Most people are constrained by deeply held myths. They are perpetrated by institutions that gain from these myths. It is difficult to rewire your brain to think and act differently.

“They are sacred cows that, upon scrutiny, prove to be false illusions that distort our thoughts and decisions about money and prosperity.”

Difficult as it may be, in order to live in your greatness, these myths MUST be defeated.

Points to Ponder

This book is FULL of points to ponder. Each chapter caused me to stop, flip back through it and evaluate. I was forced to analyze my prior beliefs and the validity of Gunderson’s. He often transformed my earlier mindsets.

By far the most glaring message in this book is to find your soul purpose; without it everything else is moot. He does not delve into how to actually do this in the book.

However, he does offer extra resources at Wealth Factory, his company. You can go to the Wealth Factory website for a guide here. The guide includes exercises and questions to ask yourself to help you find your soul purpose. 

About the Authors

Killing Sacred Cows is co-authored by Garrett B. Gunderson and Stephen Palmer.
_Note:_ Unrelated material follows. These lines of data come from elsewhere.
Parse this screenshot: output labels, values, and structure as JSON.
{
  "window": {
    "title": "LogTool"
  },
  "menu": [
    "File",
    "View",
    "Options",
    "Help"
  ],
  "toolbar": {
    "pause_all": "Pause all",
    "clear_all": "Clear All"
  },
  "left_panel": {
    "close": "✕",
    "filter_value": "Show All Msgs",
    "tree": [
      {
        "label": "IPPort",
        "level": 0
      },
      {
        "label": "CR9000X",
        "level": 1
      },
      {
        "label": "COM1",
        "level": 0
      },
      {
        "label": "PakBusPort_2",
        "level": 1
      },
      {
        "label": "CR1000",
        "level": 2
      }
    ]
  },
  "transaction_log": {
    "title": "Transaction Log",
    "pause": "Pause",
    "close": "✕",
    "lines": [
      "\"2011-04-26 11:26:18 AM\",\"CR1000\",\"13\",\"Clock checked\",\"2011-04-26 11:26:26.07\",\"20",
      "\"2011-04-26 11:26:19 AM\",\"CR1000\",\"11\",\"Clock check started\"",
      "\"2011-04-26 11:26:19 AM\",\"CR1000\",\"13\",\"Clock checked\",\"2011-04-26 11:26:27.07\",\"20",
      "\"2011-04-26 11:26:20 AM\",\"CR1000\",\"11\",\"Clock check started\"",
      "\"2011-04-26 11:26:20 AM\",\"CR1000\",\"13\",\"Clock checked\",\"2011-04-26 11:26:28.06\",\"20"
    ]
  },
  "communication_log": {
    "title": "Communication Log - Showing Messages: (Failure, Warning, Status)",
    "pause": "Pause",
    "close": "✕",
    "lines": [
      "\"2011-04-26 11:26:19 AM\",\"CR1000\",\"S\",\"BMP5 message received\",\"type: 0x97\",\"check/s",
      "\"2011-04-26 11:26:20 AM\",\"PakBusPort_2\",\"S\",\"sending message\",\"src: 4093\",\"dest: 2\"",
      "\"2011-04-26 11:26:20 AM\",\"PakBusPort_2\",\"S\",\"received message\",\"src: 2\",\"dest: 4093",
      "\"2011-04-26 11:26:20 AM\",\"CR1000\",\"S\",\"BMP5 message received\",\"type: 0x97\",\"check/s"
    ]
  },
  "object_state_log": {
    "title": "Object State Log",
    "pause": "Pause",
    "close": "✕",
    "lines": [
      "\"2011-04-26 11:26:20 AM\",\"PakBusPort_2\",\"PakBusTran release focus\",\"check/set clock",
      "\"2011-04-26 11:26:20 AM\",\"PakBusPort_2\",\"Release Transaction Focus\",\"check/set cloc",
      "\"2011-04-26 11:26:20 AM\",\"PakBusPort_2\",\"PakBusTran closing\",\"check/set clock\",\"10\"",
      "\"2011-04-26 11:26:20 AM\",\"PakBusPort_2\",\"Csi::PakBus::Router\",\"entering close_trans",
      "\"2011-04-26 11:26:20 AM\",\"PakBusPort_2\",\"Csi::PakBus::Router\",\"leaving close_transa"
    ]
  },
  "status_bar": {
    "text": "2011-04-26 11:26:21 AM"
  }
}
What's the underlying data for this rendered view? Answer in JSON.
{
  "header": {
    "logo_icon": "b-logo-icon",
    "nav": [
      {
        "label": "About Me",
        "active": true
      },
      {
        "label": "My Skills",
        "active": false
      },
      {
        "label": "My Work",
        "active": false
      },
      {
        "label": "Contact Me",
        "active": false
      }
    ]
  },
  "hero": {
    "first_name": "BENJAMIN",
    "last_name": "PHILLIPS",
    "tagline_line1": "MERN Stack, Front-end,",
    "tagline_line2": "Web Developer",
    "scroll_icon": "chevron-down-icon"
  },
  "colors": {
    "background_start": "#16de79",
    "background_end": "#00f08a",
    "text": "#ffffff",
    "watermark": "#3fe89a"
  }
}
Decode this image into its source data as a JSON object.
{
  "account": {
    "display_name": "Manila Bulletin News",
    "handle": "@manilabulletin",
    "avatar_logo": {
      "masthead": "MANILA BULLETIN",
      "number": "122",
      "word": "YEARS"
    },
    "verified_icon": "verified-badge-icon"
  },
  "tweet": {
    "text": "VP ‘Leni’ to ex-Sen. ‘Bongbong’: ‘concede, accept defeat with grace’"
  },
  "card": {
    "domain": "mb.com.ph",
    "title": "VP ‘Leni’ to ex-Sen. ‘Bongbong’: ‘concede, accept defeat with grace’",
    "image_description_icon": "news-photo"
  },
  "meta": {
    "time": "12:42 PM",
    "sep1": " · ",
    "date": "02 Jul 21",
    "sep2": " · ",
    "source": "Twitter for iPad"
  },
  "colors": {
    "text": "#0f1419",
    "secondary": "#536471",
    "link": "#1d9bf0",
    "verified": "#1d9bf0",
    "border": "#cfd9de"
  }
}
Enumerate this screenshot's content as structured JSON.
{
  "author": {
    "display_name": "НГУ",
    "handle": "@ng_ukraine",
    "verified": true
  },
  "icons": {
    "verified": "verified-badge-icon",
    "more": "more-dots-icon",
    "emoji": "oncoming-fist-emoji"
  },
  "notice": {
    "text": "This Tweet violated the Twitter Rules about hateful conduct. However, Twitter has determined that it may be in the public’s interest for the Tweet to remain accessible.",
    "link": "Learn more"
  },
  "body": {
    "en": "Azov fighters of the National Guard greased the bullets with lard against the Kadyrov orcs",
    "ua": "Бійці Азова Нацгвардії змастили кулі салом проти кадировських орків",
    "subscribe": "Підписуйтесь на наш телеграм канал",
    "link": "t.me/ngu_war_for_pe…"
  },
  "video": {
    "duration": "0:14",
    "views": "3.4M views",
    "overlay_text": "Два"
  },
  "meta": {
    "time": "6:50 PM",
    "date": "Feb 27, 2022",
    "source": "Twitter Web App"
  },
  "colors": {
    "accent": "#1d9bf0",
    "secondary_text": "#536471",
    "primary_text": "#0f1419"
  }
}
Garrett Gunderson is the founder and “chief wealth architect” of Wealth Factory, a company that coaches its members on wealth building. He has a YouTube channel and has been a guest contributor on CNBC and writer for Forbes and Entrepreneur Magazine.

Garrett comes from a 4th generation coal-mining family and was raised in rural Utah. His great-grandfather left Italy in 1913 and lived in a tent while building up his assets for his family. 

Stephen Palmer is a ghostwriter, author and purpose coach. He and his wife and children live in southern Utah.

Has the author written other books?

Gunderson’s other book is What Would the Rockefellers Do? How the Wealthy Get and Stay That Way, and How You Can Too. It follows the Rockefellers road to generational wealth and explains how you, too can do the same for your family.

Palmer’s other books include Manifest Destiny: Choosing a Life of Greatness. This is a series of inspirational essays compiled from his weekly newsletter. You’ll get advice on how to life a more extraordinary life. 

Uncommon Sense: A Common Citizen’s Guide to Rebuilding America is Palmer’s other book.  Thomas Paine, a revolutionary-minded colonist in 1776 published Common Sense. It inspired many with clear and simple arguments in favor of independence to join the revolution. 

Palmer, too, wants to spark a revolution in America. In 43 essays he explains that the problems in America are caused by — and the solution lies — with the people. We do this by turning inward. We need to change the prevailing mindset of pointing fingers and looking for someone to blame. Instead, Americans must change their mindset and limiting beliefs.


Killing Sacred Cows is a worthwhile read. It has far more substance than many books in the genre. Oftentimes a financial advice book will have one idea that is “different” and ramble on about it for 300 pages. Killing gives you many points to ponder.

Happy Reading!

Joan Medori